Space begets space
Like an anaemic finding iron, a week into this process I had a profound sense that I'd gained something in which I'd been chronically deficient. I started calling whatever it was that I'd gained, "Space".
Space is a condition of abundant uninterrupted time, with a free license to follow whatever thoughts arise when there is nothing external to take care of. This means removing anything that could provoke an unexpected context switch, and keeping tools close to hand to persist and peruse whatever comes up.
I had an isolated cabin, an empty calendar, empty inbox, empty to-do list, disabled internet, and weeks to think with no interruptions stretching far ahead. I had my laptop, index cards, blue-tack, pens, A3 sheets of card stock, and a kitchen table on which to lay it all out.
I could start a thought, go to sleep, and then pick up where I left off the next morning. If it was all too much I could leave it all alone for a couple of days, and when I felt ready have it right there where I left it. The closet of my half-hour walk to work had expanded into a warehouse big enough to hold as mind-splittingly large a question as: "Who do I want to be?".
A thought that took "4 days to think", was now a thought that I was capable of having. Now that I had space.
Without space, I lack the time, focus, and tools with which to follow a web of thoughts and feelings from A to B through Z. I can't step back and see how it hangs together in its entirety, nor how it should actually impact my choices. I end up with a closet of dreams going stale to chance upon occasionally and fret about until distracted.
Space allows the hints we encounter on the puzzle of life, the chance to actually impact who we are, and what we do with our limited time.
For myself, realising the extent to which I needed this in my life turned out to require a lot of space. This creates a pernicious dynamic, wherein a lack of space eats space.
Whenever I tell someone I took a month away just to stop and think, they respond:
"Wow! Yes! That sounds amazing, I really need to do something like that."
and I say "Well then, why don't you?"
to which they reply... "I'm too busy".
Even if taking a month to think is the most important thing one could be doing, it never happens if you're too busy to realise, schedule the time, and then protect that time from all intrusion. I saw I could have spent years trying to find space in the margins of life to stop and think on what mattered, unable to have the 4-day thoughts required to realise just how badly I needed space in which to have 4-day thoughts.
However, the good news is that the inverse is also true. Space begets space.
With space to think I could see just how valuable that was, and take the opportunity to make the structural life choices needed to ensure I didn't lose it. I could design for myself an ongoing concentric rhythm of space, setting aside 20 minutes each morning, a week every month or two (I call this Space Camp), and a month every couple of years. Guaranteed time, scheduled in advance to stop sprinting for a moment, step back, and assess how things are progressing.
A quick word of warning, if you plan on taking a dose of space you may experience some if not all of the following side effects:
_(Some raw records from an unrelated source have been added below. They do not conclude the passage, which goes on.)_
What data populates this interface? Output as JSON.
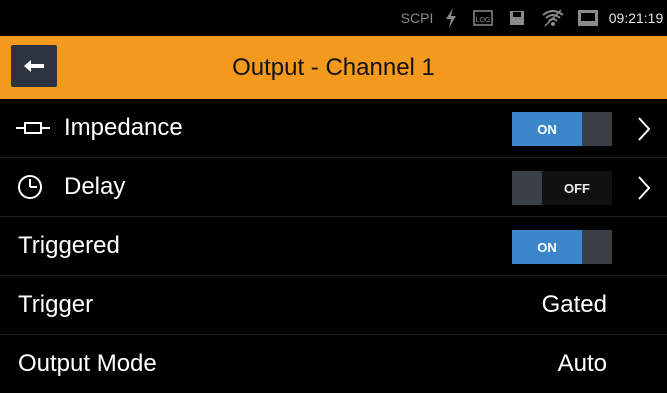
{
  "status": {
    "scpi": "SCPI",
    "time": "09:21:19",
    "icons": [
      "lightning-icon",
      "log-icon",
      "storage-icon",
      "wifi-icon",
      "screen-icon"
    ]
  },
  "header": {
    "title": "Output - Channel 1",
    "back_icon": "back-arrow-icon",
    "accent_color": "#f39a1e"
  },
  "rows": [
    {
      "label": "Impedance",
      "icon": "impedance-icon",
      "toggle": "ON",
      "has_chevron": true
    },
    {
      "label": "Delay",
      "icon": "clock-icon",
      "toggle": "OFF",
      "has_chevron": true
    },
    {
      "label": "Triggered",
      "toggle": "ON"
    },
    {
      "label": "Trigger",
      "value": "Gated"
    },
    {
      "label": "Output Mode",
      "value": "Auto"
    }
  ],
  "colors": {
    "toggle_on": "#3b86c9",
    "toggle_knob": "#3a3f46",
    "background": "#000000"
  }
}
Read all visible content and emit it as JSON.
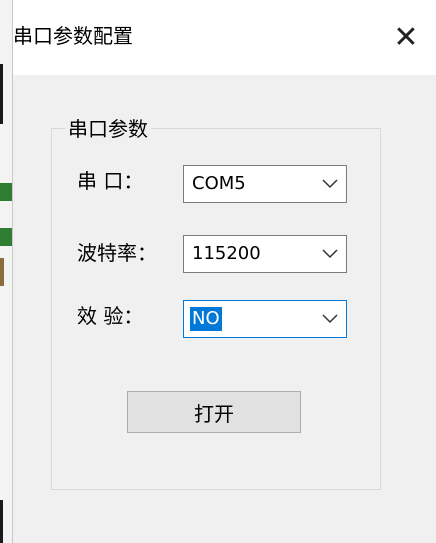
{
  "window": {
    "title": "串口参数配置",
    "close_glyph": "✕"
  },
  "group": {
    "title": "串口参数"
  },
  "fields": [
    {
      "label": "串  口：",
      "value": "COM5"
    },
    {
      "label": "波特率：",
      "value": "115200"
    },
    {
      "label": "效  验：",
      "value": "NO"
    }
  ],
  "actions": {
    "open_label": "打开"
  },
  "colors": {
    "accent": "#0078d7",
    "dialog_bg": "#f0f0f0"
  }
}
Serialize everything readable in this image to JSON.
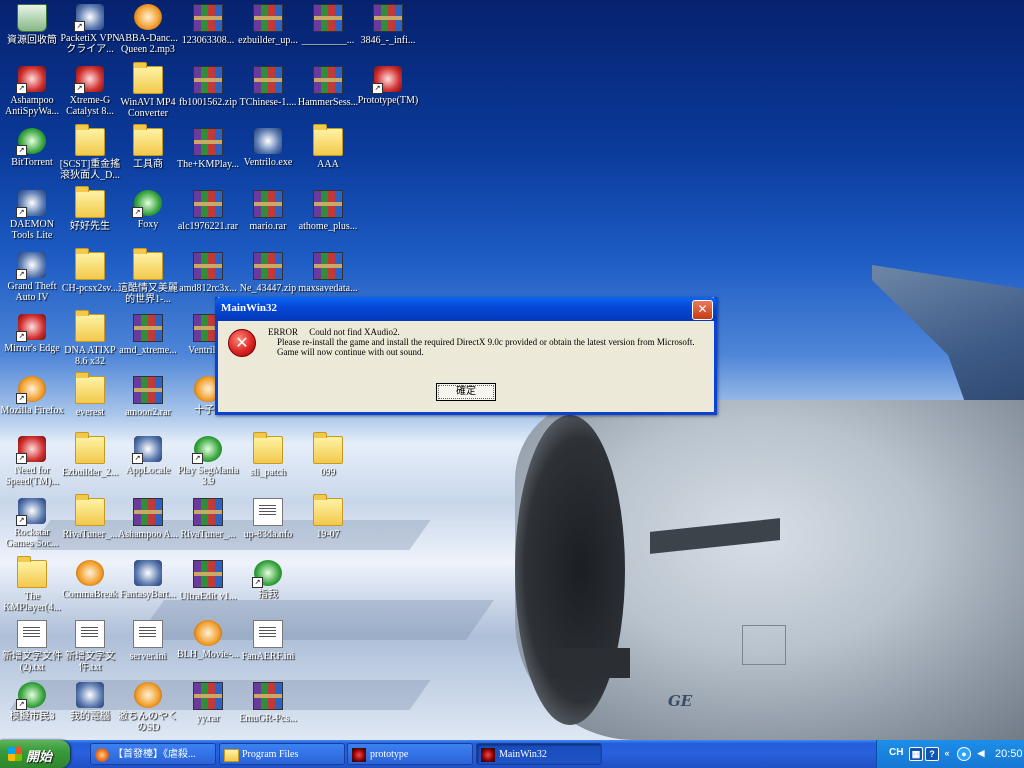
{
  "desktop": {
    "icons": [
      {
        "label": "資源回收筒",
        "kind": "bin",
        "shortcut": false
      },
      {
        "label": "PacketiX VPN クライア...",
        "kind": "app",
        "shortcut": true
      },
      {
        "label": "ABBA-Danc... Queen 2.mp3",
        "kind": "app-orange",
        "shortcut": false
      },
      {
        "label": "123063308...",
        "kind": "rar",
        "shortcut": false
      },
      {
        "label": "ezbuilder_up...",
        "kind": "rar",
        "shortcut": false
      },
      {
        "label": "_________...",
        "kind": "rar",
        "shortcut": false
      },
      {
        "label": "3846_-_infi...",
        "kind": "rar",
        "shortcut": false
      },
      {
        "label": "Ashampoo AntiSpyWa...",
        "kind": "app-red",
        "shortcut": true
      },
      {
        "label": "Xtreme-G Catalyst 8...",
        "kind": "app-red",
        "shortcut": true
      },
      {
        "label": "WinAVI MP4 Converter",
        "kind": "folder",
        "shortcut": false
      },
      {
        "label": "fb1001562.zip",
        "kind": "rar",
        "shortcut": false
      },
      {
        "label": "TChinese-1....",
        "kind": "rar",
        "shortcut": false
      },
      {
        "label": "HammerSess...",
        "kind": "rar",
        "shortcut": false
      },
      {
        "label": "Prototype(TM)",
        "kind": "app-red",
        "shortcut": true
      },
      {
        "label": "BitTorrent",
        "kind": "app-green",
        "shortcut": true
      },
      {
        "label": "[SCST]重金搖滾狄面人_D...",
        "kind": "folder",
        "shortcut": false
      },
      {
        "label": "工具商",
        "kind": "folder",
        "shortcut": false
      },
      {
        "label": "The+KMPlay...",
        "kind": "rar",
        "shortcut": false
      },
      {
        "label": "Ventrilo.exe",
        "kind": "app",
        "shortcut": false
      },
      {
        "label": "AAA",
        "kind": "folder",
        "shortcut": false
      },
      {
        "label": "DAEMON Tools Lite",
        "kind": "app",
        "shortcut": true
      },
      {
        "label": "好好先生",
        "kind": "folder",
        "shortcut": false
      },
      {
        "label": "Foxy",
        "kind": "app-green",
        "shortcut": true
      },
      {
        "label": "alc1976221.rar",
        "kind": "rar",
        "shortcut": false
      },
      {
        "label": "mario.rar",
        "kind": "rar",
        "shortcut": false
      },
      {
        "label": "athome_plus...",
        "kind": "rar",
        "shortcut": false
      },
      {
        "label": "Grand Theft Auto IV",
        "kind": "app",
        "shortcut": true
      },
      {
        "label": "CH-pcsx2sv...",
        "kind": "folder",
        "shortcut": false
      },
      {
        "label": "這酷情又美麗的世界1-...",
        "kind": "folder",
        "shortcut": false
      },
      {
        "label": "amd812rc3x...",
        "kind": "rar",
        "shortcut": false
      },
      {
        "label": "Ne_43447.zip",
        "kind": "rar",
        "shortcut": false
      },
      {
        "label": "maxsavedata...",
        "kind": "rar",
        "shortcut": false
      },
      {
        "label": "Mirror's Edge",
        "kind": "app-red",
        "shortcut": true
      },
      {
        "label": "DNA ATIXP 8.6 x32",
        "kind": "folder",
        "shortcut": false
      },
      {
        "label": "amd_xtreme...",
        "kind": "rar",
        "shortcut": false
      },
      {
        "label": "Ventrilo...",
        "kind": "rar",
        "shortcut": false
      },
      {
        "label": "Mozilla Firefox",
        "kind": "app-orange",
        "shortcut": true
      },
      {
        "label": "everest",
        "kind": "folder",
        "shortcut": false
      },
      {
        "label": "amoon2.rar",
        "kind": "rar",
        "shortcut": false
      },
      {
        "label": "十子...",
        "kind": "app-orange",
        "shortcut": false
      },
      {
        "label": "Need for Speed(TM)...",
        "kind": "app-red",
        "shortcut": true
      },
      {
        "label": "Ezbuilder_2...",
        "kind": "folder",
        "shortcut": false
      },
      {
        "label": "AppLocale",
        "kind": "app",
        "shortcut": true
      },
      {
        "label": "Play SegMania 3.9",
        "kind": "app-green",
        "shortcut": true
      },
      {
        "label": "sli_patch",
        "kind": "folder",
        "shortcut": false
      },
      {
        "label": "099",
        "kind": "folder",
        "shortcut": false
      },
      {
        "label": "Rockstar Games Soc...",
        "kind": "app",
        "shortcut": true
      },
      {
        "label": "RivaTuner_...",
        "kind": "folder",
        "shortcut": false
      },
      {
        "label": "Ashampoo A...",
        "kind": "rar",
        "shortcut": false
      },
      {
        "label": "RivaTuner_...",
        "kind": "rar",
        "shortcut": false
      },
      {
        "label": "up-83da.nfo",
        "kind": "doc",
        "shortcut": false
      },
      {
        "label": "19-07",
        "kind": "folder",
        "shortcut": false
      },
      {
        "label": "The KMPlayer(4...",
        "kind": "folder",
        "shortcut": false
      },
      {
        "label": "CommaBreak",
        "kind": "app-orange",
        "shortcut": false
      },
      {
        "label": "FantasyBart...",
        "kind": "app",
        "shortcut": false
      },
      {
        "label": "UltraEdit v1...",
        "kind": "rar",
        "shortcut": false
      },
      {
        "label": "指我",
        "kind": "app-green",
        "shortcut": true
      },
      {
        "label": "新增文字文件 (2).txt",
        "kind": "doc",
        "shortcut": false
      },
      {
        "label": "新增文字文件.txt",
        "kind": "doc",
        "shortcut": false
      },
      {
        "label": "server.ini",
        "kind": "doc",
        "shortcut": false
      },
      {
        "label": "BLH_Movie-...",
        "kind": "app-orange",
        "shortcut": false
      },
      {
        "label": "FanAERF.ini",
        "kind": "doc",
        "shortcut": false
      },
      {
        "label": "模擬市民3",
        "kind": "app-green",
        "shortcut": true
      },
      {
        "label": "我的電腦",
        "kind": "app",
        "shortcut": false
      },
      {
        "label": "激ちんのやくのSD",
        "kind": "app-orange",
        "shortcut": false
      },
      {
        "label": "yy.rar",
        "kind": "rar",
        "shortcut": false
      },
      {
        "label": "EmuGR-Pcs...",
        "kind": "rar",
        "shortcut": false
      }
    ]
  },
  "dialog": {
    "title": "MainWin32",
    "message_lines": "ERROR     Could not find XAudio2.\n    Please re-install the game and install the required DirectX 9.0c provided or obtain the latest version from Microsoft.\n    Game will now continue with out sound.",
    "ok_label": "確定",
    "close_glyph": "✕",
    "error_glyph": "✕"
  },
  "wallpaper": {
    "engine_brand": "GE"
  },
  "taskbar": {
    "start_label": "開始",
    "tasks": [
      {
        "label": "【首發檯】《虐殺...",
        "icon": "firefox-icon",
        "active": false
      },
      {
        "label": "Program Files",
        "icon": "folder-icon",
        "active": false
      },
      {
        "label": "prototype",
        "icon": "prototype-icon",
        "active": false
      },
      {
        "label": "MainWin32",
        "icon": "prototype-icon",
        "active": true
      }
    ],
    "tray": {
      "lang": "CH",
      "clock": "20:50"
    }
  }
}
Thrashing is when a computer is so overwhelmed, the overhead to manage the overwhelm becomes an increasing part of the problem, leading to a feedback loop of task switching and stalled progress. This can happen when I take space, and let everything I've not been thinking about out of the hard basket at once.
An interesting idea can be akin to finding a light. It's illuminating, it's warm, and there's a sense it leads somewhere interesting. Flickering is what happens when you follow a set of bright ideas (perhaps even around the world) and the light just all of a sudden goes out. This can feel profoundly disorientating, to have a strong sense of purpose and meaning lead you into the woods and then just vanish.
Entrepreneurial dissonance is the delta between how I predicted pursuing a vision would feel, and the reality of it. This can happen when I take steps on a project and experience Thrashing or Flickering, but can also be a product of practical setbacks, disagreement in teams, or realising I had an incomplete idea of what executing the vision would involve.
If you've taken space (or undertaken any project with uncertainty really) and feel this way, know that it's normal. It doesn't mean you're not cut out for it, or you're on the wrong track. All it just means you're exploring the unknown, and this is good news! For the unknown is where the treasure tends to be.
Inevitably after writing everything down and getting a good night's sleep or five; the lights come back on, the thrashing settles down, and ways forward begin suggesting themselves.
So, to sum.
Once I gave myself space to think, all I could think about for days on end was oh man... having space to think is really fucking important.
I saw a lack of space eats space, and while I had it, I had to figure out how to ensure I didn't lose it. It is for this reason that every morning I perform a peculiar ritual.
I place a leaf between my lips, sit at my desk, and read "mnestic.txt" a word at a time with as great a care as I can manage.
Coming up next: Mnestics